State House wishes to unequivocally present His Excellency the State President Prof Arthur Peter Mutharika’s position on federalism as follows.
President Mutharika has on more than one occasion said that he would not stop anyone from advocating for federalism because he believes in freedom of expression which is enshrined in our Republican Constitution. He also has emphasized that he would love to see a healthy debate on the calls for federalism.
According to the President, what is important is that the outcome of the whole debate should be what is in the best interest of Malawians.
In this regard, his emphasis is that those advocating for federalism should do so in an honest manner and without selfish ulterior motives which could lead to societal disintegration.
The President is of the view that it is up to Malawians to decide on what is in the best interest of our country or a particular region.
Our national interests are defined by a number of aspects such as economic interests, social interests, political interests and other aspects which define our national identity as Malawians.
During the 2006 Constitutional Review Conference President Mutharika, then, Professor of Law at Washington School of Law, was invited by the Law Commission to be one of the consultants and speakers at the National Review Conference.
It is worth noting that during the conference President Mutharika was only providing alternatives and suggestions as someone being consulted in a personal capacity to provide his scholarly views on proposals for reviewing the Republican Constitution.
As is the case at such conferences, views such as the ones presented by President Mutharika and everybody else were subject and open for debate and were not definitive, prescriptive or conclusive but were to be taken as mere suggestions that should be debated on.

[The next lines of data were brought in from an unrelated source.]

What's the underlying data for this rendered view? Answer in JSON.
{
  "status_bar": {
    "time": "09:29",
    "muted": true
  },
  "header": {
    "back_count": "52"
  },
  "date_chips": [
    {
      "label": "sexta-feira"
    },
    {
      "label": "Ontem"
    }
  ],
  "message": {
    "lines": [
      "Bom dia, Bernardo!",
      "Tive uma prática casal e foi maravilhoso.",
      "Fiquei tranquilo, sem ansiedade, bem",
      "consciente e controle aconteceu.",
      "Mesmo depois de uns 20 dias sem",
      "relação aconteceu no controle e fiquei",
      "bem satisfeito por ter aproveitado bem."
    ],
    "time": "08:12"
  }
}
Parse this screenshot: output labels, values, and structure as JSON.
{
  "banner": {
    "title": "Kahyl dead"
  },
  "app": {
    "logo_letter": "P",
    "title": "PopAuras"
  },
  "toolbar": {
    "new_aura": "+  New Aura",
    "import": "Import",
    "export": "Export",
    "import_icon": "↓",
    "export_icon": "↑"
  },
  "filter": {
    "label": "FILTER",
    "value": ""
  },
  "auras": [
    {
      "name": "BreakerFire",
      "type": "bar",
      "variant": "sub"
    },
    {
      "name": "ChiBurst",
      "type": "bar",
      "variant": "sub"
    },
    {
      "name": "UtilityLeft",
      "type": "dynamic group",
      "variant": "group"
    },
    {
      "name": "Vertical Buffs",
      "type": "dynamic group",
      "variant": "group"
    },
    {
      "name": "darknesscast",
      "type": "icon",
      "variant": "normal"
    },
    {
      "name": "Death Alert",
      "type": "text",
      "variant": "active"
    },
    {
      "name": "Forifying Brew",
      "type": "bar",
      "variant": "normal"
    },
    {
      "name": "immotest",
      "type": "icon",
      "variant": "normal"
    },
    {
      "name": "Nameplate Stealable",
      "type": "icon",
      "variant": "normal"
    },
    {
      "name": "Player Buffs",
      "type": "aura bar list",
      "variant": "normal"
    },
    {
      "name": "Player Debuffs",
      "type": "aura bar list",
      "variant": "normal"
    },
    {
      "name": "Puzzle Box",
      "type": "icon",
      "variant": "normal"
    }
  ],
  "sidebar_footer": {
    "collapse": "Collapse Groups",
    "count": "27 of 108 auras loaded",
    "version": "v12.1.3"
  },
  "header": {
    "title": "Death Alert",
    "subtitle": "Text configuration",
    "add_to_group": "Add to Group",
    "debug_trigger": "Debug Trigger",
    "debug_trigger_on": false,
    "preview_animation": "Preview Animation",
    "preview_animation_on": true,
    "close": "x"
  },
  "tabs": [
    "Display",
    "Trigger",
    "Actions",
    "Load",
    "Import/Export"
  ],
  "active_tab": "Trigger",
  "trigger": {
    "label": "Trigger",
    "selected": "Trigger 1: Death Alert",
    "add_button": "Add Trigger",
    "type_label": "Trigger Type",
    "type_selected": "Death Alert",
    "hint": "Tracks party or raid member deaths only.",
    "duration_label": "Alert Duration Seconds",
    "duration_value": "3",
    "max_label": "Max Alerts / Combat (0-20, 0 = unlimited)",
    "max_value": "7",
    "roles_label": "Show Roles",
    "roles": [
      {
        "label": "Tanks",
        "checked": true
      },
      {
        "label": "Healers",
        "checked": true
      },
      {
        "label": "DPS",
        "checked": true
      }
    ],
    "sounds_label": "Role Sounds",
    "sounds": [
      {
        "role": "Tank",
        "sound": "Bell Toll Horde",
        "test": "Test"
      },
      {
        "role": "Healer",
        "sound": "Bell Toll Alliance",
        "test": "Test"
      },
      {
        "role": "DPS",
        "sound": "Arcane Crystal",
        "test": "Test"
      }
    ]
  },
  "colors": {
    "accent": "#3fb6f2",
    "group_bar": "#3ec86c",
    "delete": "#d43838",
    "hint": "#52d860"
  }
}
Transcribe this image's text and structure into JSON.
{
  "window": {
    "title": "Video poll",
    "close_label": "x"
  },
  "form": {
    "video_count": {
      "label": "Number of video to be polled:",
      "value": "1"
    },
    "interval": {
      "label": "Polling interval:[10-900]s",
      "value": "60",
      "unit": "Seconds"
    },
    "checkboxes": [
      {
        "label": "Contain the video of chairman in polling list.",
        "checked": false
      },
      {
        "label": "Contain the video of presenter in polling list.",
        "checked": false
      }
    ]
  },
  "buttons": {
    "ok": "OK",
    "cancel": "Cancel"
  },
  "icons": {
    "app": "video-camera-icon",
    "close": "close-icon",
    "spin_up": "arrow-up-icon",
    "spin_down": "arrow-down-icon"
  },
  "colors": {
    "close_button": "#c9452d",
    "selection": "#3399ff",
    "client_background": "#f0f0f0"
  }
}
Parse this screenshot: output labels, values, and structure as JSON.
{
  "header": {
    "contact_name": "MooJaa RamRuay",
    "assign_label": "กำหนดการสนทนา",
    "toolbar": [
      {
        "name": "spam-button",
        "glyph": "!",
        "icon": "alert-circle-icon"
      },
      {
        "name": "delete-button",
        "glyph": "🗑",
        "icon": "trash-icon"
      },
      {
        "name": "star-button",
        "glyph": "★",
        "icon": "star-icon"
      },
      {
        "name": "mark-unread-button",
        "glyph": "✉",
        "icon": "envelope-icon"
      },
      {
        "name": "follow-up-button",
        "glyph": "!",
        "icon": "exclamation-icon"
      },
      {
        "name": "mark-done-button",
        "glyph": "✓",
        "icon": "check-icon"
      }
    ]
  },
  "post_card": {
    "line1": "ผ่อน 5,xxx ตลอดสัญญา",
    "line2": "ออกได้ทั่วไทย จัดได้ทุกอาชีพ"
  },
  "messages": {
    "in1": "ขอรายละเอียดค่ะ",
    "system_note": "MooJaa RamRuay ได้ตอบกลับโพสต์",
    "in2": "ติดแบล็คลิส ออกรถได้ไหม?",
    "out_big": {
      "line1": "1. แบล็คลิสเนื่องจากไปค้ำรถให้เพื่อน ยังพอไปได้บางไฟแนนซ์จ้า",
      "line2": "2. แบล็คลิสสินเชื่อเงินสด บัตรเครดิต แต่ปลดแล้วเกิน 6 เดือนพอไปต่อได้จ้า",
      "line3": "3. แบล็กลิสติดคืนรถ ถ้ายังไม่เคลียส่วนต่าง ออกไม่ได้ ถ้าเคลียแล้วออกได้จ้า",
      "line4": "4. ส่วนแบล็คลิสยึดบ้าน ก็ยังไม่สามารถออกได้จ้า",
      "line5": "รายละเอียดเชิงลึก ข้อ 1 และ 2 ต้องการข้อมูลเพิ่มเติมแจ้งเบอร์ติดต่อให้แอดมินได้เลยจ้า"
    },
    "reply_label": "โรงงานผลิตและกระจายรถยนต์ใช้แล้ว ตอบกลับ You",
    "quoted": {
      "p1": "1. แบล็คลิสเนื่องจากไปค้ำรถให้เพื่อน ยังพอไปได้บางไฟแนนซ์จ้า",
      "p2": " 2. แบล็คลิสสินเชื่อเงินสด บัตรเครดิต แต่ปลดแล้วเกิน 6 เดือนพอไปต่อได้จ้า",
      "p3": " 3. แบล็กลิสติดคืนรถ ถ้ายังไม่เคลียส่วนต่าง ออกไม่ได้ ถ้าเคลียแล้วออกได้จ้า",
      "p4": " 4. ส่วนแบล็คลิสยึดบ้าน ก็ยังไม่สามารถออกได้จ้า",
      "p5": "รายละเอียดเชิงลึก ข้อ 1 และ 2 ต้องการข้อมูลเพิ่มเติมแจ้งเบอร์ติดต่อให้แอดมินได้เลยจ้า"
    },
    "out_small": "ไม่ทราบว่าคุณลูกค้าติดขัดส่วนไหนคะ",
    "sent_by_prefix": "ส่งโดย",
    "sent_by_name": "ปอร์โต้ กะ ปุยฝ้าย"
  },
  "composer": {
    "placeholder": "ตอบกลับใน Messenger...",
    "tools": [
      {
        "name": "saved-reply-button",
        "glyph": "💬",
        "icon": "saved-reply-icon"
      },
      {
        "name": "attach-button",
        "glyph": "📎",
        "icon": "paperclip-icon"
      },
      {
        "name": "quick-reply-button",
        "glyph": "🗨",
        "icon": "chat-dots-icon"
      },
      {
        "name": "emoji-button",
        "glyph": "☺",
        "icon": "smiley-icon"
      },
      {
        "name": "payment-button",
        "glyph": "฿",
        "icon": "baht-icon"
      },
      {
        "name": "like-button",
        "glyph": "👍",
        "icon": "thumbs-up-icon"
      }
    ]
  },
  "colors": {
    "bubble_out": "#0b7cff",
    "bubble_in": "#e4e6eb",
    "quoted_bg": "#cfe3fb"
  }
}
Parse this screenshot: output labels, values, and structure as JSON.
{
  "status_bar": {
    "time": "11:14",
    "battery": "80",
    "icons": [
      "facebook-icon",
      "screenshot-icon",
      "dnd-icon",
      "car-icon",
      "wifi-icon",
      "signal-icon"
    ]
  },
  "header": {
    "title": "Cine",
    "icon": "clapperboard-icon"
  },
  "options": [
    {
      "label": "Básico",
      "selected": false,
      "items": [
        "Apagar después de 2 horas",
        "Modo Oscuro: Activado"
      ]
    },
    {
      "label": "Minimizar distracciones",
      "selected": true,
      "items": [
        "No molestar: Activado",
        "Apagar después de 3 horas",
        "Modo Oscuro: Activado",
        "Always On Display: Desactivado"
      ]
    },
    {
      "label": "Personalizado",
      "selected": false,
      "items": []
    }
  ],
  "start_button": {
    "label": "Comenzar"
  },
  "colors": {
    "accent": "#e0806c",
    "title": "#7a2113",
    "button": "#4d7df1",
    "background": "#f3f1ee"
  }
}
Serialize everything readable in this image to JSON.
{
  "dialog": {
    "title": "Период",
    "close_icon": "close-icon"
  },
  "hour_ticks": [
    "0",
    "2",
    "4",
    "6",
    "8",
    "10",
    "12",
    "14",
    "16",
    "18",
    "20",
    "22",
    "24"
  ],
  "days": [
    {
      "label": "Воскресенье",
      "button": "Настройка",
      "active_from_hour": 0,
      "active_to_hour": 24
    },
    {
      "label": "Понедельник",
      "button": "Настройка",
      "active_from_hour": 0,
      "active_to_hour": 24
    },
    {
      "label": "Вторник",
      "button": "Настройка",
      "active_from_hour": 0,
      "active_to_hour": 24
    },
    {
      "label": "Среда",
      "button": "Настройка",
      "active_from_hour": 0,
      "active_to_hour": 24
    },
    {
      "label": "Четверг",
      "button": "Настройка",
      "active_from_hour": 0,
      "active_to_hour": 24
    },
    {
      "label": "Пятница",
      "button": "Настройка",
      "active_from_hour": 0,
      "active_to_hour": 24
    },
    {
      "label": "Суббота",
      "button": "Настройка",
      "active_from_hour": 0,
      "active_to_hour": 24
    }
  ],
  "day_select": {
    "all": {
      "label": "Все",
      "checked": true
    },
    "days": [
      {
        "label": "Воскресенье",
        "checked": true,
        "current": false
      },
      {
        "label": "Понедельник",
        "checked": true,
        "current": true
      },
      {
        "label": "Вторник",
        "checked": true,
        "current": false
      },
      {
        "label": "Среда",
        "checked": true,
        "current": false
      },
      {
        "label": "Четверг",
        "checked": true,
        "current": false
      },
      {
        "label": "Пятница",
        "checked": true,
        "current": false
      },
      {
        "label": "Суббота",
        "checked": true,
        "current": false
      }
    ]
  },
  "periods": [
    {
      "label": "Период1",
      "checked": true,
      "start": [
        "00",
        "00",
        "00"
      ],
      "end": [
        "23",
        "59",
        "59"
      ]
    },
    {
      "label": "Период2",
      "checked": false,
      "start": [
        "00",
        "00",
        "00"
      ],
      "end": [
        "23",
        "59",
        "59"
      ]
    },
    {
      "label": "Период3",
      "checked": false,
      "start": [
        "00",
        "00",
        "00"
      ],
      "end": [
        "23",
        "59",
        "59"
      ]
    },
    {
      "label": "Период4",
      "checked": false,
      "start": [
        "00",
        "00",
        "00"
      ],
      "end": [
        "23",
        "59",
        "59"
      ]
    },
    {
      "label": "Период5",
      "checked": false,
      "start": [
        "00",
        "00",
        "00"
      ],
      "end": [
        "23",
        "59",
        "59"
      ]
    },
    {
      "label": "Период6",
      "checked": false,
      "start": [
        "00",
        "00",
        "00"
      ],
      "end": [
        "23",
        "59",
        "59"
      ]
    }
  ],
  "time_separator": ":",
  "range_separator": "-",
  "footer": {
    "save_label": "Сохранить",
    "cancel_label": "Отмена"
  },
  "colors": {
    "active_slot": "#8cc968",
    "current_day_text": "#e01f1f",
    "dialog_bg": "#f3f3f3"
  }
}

In his presentation entitled Towards a More Manageable Constitution, President Mutharika proposed rotational presidency, federalism and proportional representation as three possible ways of addressing concerns about regional marginalization.
He tackled and reacted to various issues under the three main themes of the Conference namely:
(a) Make Good Governance the underlying purpose of the Malawi Constitution;
(b) Provide objective principles which do not target individuals or groups for reward or punishment; and
(c) Select the most appropriate areas for inclusion in the Constitution and also choose which ones should go to the Legislature.
Within the context of these discussions, President Mutharika reacted to various scenarios presented by Consultation Papers made available at the conference. The President’s views were not prescriptive. He was not advocating for Rotational Presidency, Proportional Representation or Federalism. The President made an expert scholarly presentation by simply outlining the various models available to Malawians, from which delegates to the constitutional conference could make informed decisions.
In his presentation, the President proposed that the three regions could be abolished because they were created just for colonial administrators’ convenience but they are not of geographical importance.
President Mutharika’s suggestion was that once the three regional administrative districts are abolished then the district could be created as the basic administrative unit.
However, Malawi embraced decentralization as a model of fast-tracking local governance and local development, and it is the President’s belief that essentially this must provide more decision power to people.
Therefore, it is the President’s wish that as the nation is debating federalism, we should also deeply consider the gains that this nation can make if we collectively choose to strengthen the decentralization process.
The President remains committed to a healthy debate on the issue of federalism and allowing Malawians to decide on the matter.
However, the President will do this within the context and against the background of an oath that he took to protect the laws and the Constitution of the country.
The President has got a constitutional mandate to uphold and safeguard our national sovereignty which is critical to our national unity.
His presentation at the 2006 conference is consistent with the President’s current position which calls for stakeholders to debate the issues of Federalism freely and honestly.
Presidential Press Secretary